Work request ->
In the listing below, find each line that holds "Running" and list it.

----- Provided material -----

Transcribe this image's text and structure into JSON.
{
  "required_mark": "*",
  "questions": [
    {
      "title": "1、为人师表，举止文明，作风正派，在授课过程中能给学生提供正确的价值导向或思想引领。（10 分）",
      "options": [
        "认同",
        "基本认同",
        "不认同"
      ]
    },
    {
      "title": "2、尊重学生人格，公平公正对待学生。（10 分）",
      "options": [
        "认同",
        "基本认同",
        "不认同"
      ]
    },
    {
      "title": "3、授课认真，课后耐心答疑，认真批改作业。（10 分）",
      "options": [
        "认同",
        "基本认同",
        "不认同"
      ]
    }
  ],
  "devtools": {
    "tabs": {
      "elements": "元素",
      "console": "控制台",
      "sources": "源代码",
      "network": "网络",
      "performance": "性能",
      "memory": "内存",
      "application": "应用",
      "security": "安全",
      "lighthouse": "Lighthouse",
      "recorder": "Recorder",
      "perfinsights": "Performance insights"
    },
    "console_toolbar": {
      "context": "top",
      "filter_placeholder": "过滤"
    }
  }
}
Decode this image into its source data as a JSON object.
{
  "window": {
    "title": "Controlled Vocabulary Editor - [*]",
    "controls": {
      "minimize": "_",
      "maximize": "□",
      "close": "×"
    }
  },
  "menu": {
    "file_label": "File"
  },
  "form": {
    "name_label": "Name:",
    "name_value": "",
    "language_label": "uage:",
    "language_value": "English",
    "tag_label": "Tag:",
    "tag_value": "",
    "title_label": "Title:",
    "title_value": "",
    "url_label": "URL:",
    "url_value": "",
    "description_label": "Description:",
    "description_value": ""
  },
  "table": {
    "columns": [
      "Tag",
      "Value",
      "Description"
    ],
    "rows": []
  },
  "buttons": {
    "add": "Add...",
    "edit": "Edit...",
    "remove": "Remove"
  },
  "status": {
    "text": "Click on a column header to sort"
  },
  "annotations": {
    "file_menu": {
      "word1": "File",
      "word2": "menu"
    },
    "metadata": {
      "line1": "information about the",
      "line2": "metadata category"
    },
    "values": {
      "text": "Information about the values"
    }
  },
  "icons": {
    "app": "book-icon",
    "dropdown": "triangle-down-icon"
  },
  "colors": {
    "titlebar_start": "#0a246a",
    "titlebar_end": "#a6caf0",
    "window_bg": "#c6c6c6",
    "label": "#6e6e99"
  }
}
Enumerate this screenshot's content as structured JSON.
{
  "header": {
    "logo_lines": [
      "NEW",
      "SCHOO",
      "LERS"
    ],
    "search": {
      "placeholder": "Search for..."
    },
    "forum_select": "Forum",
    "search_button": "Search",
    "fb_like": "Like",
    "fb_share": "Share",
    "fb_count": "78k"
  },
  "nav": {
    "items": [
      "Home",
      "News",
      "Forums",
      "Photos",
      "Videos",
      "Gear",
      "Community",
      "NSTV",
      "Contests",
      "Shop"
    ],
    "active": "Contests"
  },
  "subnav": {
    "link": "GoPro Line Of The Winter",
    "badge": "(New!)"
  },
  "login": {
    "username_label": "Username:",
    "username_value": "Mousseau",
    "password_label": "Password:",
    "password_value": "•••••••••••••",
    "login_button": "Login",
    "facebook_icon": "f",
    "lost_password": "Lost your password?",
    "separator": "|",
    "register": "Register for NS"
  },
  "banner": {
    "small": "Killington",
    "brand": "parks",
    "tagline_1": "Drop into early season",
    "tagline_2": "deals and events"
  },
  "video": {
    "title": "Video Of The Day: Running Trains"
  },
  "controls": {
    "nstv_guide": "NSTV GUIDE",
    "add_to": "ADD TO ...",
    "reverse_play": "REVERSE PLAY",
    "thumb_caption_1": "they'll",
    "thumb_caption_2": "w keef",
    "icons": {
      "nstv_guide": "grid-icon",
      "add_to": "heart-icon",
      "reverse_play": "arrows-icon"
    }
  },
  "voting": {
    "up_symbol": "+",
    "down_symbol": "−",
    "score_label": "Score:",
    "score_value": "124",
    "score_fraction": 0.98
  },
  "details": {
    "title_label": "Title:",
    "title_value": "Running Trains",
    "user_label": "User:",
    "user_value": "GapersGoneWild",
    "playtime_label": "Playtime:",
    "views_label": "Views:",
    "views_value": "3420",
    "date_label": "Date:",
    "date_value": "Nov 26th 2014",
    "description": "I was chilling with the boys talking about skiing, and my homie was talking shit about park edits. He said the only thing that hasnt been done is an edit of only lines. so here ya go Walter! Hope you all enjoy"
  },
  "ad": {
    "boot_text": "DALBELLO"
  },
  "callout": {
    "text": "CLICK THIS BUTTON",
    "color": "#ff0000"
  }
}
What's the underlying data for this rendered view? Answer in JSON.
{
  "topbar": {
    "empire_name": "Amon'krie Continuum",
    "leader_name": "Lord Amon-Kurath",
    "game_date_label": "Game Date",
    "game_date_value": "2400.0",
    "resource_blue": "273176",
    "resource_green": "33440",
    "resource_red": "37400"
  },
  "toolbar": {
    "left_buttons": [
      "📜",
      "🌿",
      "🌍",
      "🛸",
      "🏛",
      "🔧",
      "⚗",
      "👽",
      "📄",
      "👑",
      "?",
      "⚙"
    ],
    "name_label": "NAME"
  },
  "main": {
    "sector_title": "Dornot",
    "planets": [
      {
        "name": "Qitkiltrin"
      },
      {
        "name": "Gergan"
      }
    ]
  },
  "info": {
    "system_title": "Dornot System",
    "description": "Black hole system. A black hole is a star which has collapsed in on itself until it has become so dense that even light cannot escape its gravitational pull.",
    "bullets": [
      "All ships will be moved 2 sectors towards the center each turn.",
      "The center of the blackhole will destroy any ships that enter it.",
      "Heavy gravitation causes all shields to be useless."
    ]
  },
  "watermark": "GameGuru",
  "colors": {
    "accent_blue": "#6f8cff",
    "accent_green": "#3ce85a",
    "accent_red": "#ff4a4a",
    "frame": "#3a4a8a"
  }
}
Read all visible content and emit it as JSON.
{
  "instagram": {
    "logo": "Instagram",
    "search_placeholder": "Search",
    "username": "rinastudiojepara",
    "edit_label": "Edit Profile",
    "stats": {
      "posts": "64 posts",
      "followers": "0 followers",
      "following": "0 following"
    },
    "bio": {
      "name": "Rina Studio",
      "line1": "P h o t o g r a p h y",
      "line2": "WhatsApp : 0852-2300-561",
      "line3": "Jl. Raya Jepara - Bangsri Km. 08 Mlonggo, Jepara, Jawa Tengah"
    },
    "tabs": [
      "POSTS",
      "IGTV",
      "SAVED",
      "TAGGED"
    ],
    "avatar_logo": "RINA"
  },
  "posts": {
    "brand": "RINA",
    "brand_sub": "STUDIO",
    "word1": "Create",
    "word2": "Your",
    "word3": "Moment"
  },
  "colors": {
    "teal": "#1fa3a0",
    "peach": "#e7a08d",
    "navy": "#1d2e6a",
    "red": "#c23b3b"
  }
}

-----

Response below ->
    "title": "Video Of The Day: Running Trains"
    "title_value": "Running Trains",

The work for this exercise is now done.